This is a game of circumstances," said the Bullets' Charles Johnson, whose pro basketball life these days is limited to 10-day contracts. "A lot of people who should be playing in this league aren't."

And one of the teams that should be playing better in the NBA this year, the Los Angeles Lakers, is not. With several anonymous players a year ago, the Lakers had the best regular-season record in the league. Now, having replaced their Johnson-like players with what amounts to an all-star team, L.A. has lost only four fewer games than all of last season.

"You just can't go out and buy everybody," the Bullets' Dick Motta said after the 119-112 victory. "When you tinker, you tinker with the perimeter players. But how can you turn down a Dantley or a Wilkes? Or Lou Hudson?

"But I liked the Lakers last year. They were great. They were hungry. I liked the way they helped each other. Then after one (playoff) game (that helped Portland win their series) they cleaned house.

"And they've been trying changes since day one (this year). It shows at the end of games. They abandon everything then and go to Jabbar. We had them in pretty good shape."

The Lakers win on the road about as frequently as the German army. But yesterday certainly seemed like a fine chance, at least by the ordinary logic of sports. The Lakers were as healthy as they may ever be: the Bullets were missing Phil Chenier and Mitch Kupchak.

So what happens? Abdul-Jabbar goes four for 12 in the first half and the Lakers lead by nine points. Abdul-Jabbar goes nine for 15 in the second half and the Bullets win by seven, with Johnson on the court for the Bullets during many of the critical moments.

"Embarrassing," said Laker coach Jerry West. "From what I've seen as far as work is concerned, I'm not optimistic. I'm not sure we can be excellent, although the first half might have been as good as we can play we can be flashy. But on the road you've got to work every night."

There are two basketball statistics that reflect work - free throws and rebounds. Yesterday the Bullets grabbed an astonishing 31 more rebounds, and the Lakers got the ball to their most dedicated worker, Adrian Dantley, for only four shots in the second half.

Dantley is exactly sort of player the Lakers have coveted. He is smart and powerful with and without the ball, a wonderful complement to Abdul-Jabbar, whose most impressive numbers are not the ones casual fans notice.

A fierce and clever competitor gets his reward in whistles and trips to the free-throw line. Dantley this season has shot 415 free throws. No one else in the NBA is close. The nearest Bullet, by contrast, Elvin Hayes has shot just 266 free throws.

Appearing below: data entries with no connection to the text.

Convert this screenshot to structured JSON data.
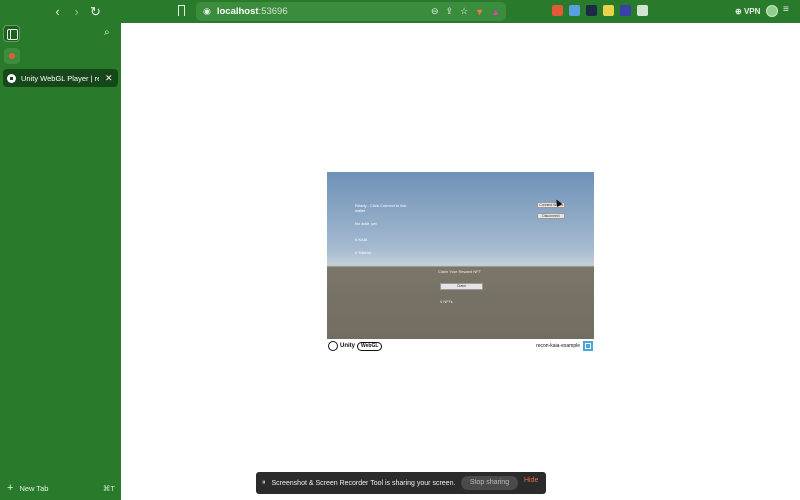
{
  "browser": {
    "url_host": "localhost",
    "url_port": ":53696",
    "vpn_label": "VPN",
    "nav": {
      "back": "‹",
      "forward": "›",
      "reload": "↻"
    }
  },
  "extensions": [
    {
      "name": "extension-red-icon",
      "color": "#e05a3a"
    },
    {
      "name": "extension-blue-icon",
      "color": "#5aa0e0"
    },
    {
      "name": "extension-dark-icon",
      "color": "#1d2a44"
    },
    {
      "name": "extension-yellow-icon",
      "color": "#e8d24a"
    },
    {
      "name": "extension-purple-icon",
      "color": "#3b3fa8"
    },
    {
      "name": "extension-gray-icon",
      "color": "#cfe5cf"
    }
  ],
  "sidebar": {
    "tab_title": "Unity WebGL Player | recov",
    "new_tab_label": "New Tab",
    "new_tab_shortcut": "⌘T"
  },
  "player": {
    "status_text": "Ready - Click Connect to link wallet",
    "no_address": "No addr. yet",
    "kaia_balance": "0 KAIA",
    "token_balance": "0 Tokens",
    "connect_button": "Connect Wallet",
    "disconnect_button": "Disconnect",
    "claim_prompt": "Claim Your Reward NFT",
    "claim_button": "Claim",
    "nft_count": "0 NFTs",
    "footer_project": "recon-kaia-example",
    "unity_word": "Unity",
    "webgl_word": "WebGL"
  },
  "share_bar": {
    "pause_icon": "⏸",
    "message": "Screenshot & Screen Recorder Tool is sharing your screen.",
    "stop_label": "Stop sharing",
    "hide_label": "Hide"
  }
}
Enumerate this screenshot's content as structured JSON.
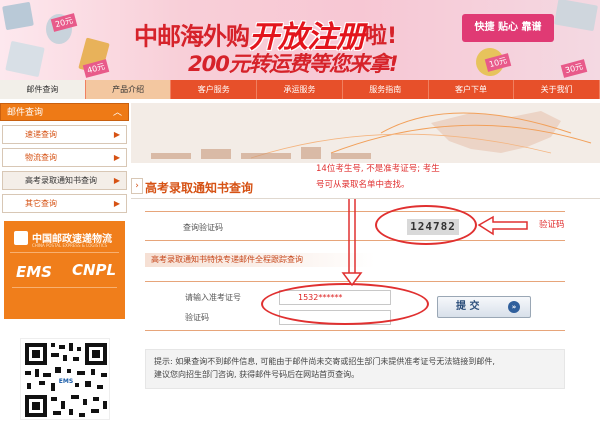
{
  "banner": {
    "line1_part1": "中邮海外购",
    "line1_part2": "开放注册",
    "line1_part3": "啦!",
    "line2": "200元转运费等您来拿!",
    "slogan": "快捷 贴心 靠谱",
    "tags": [
      "20元",
      "40元",
      "10元",
      "30元"
    ]
  },
  "nav": {
    "items": [
      "邮件查询",
      "产品介绍",
      "客户服务",
      "承运服务",
      "服务指南",
      "客户下单",
      "关于我们"
    ]
  },
  "sidebar": {
    "header": "邮件查询",
    "items": [
      {
        "label": "速递查询"
      },
      {
        "label": "物流查询"
      },
      {
        "label": "高考录取通知书查询"
      },
      {
        "label": "其它查询"
      }
    ],
    "logo": {
      "cn": "中国邮政速递物流",
      "en": "CHINA POSTAL EXPRESS & LOGISTICS",
      "ems": "EMS",
      "cnpl": "CNPL"
    }
  },
  "main": {
    "heading": "高考录取通知书查询",
    "verify_label": "查询验证码",
    "captcha": "124782",
    "track_title": "高考录取通知书特快专递邮件全程跟踪查询",
    "exam_label": "请输入准考证号",
    "exam_value": "1532******",
    "code_label": "验证码",
    "submit": "提 交",
    "notice_line1": "提示: 如果查询不到邮件信息, 可能由于邮件尚未交寄或招生部门未提供准考证号无法链接到邮件,",
    "notice_line2": "建议您向招生部门咨询, 获得邮件号码后在网站首页查询。"
  },
  "annotations": {
    "note_line1": "14位考生号, 不是准考证号; 考生",
    "note_line2": "号可从录取名单中查找。",
    "verify_note": "验证码",
    "color": "#e03030"
  }
}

Incredibly, Hayes has shot 64 fewer foul shots than Dentley has made.

"This (team) is to my advantage," said Dantley, as always depressed after a loss. "But we're not like we should be. We've got to get the loose balls, things like that."

West was more biting: "Our personnel is good: we haven't found the right combination. Ours is a long, long road."

One of the hurdles yesterday was Charlie Johnson, who increased his chances for another 10-day contract with 11 points, four rebounds and some tough defense in 24 minutes of action. He is a man who once declined an offer to play in the NBA because he was unsure the lifestyle was appealing, and now who hangs on by the thinest of threads.

"I was drafted by the Warriors (in the sixth round) in '71," he said. "But I wasn't sure I wanted to be a pro athlete, so I went to school in Mexico, continued my work in sociology for several months. I also played basketball there, because it was an American school in Mexico, and then went back to California."

The next year he signed with Golden State and began his career-long battles with "circumstances." Once a starter with perhaps the fewest minutes of any starter in the league, Johnson was the essence of the Warrior zest that beat the Bullets in four games for the NBA title two years ago.

"A lot of all this is timing," he said, "if you have the talent to fit in on a certain club. If you're a quick player on a team that wants power, you many of the traits of last season's champions, the Trail Blazers'. So did last season's Lakers. And this season's Lakers might develop that special "chemistry" in time.

They have been helped more so far by the least won't fit in. Or the other way around."

The Warrior team that won the NBA title had known of their three top draftees. Norm Nixon. Kenny Carr has been hobbled by injuries and Brad Davis sits far enough down the bench to be mistaken for the ball boy.

"But I'm not sorry I left Maryland (a year early)," Davis said after another game of zero minutes. "I'm learning a lot."

"I watched Brad a lot during the summer," Motta said. "If there's a weakness they'll find it in this league. And Brad has trouble with his shot. He pushes the ball well up the court, but isn't a great defensive player."

Though he hardly has the formula for whatever chemistry teams need to be NBA champs, Johnson has seen enough in his career not to be surprised by anything in pro sports, even the Lakers' from last season to this.

"I don't think a front office can straighten things out," he insisted. "Only players do that. You ever see a front-office guy score a point?"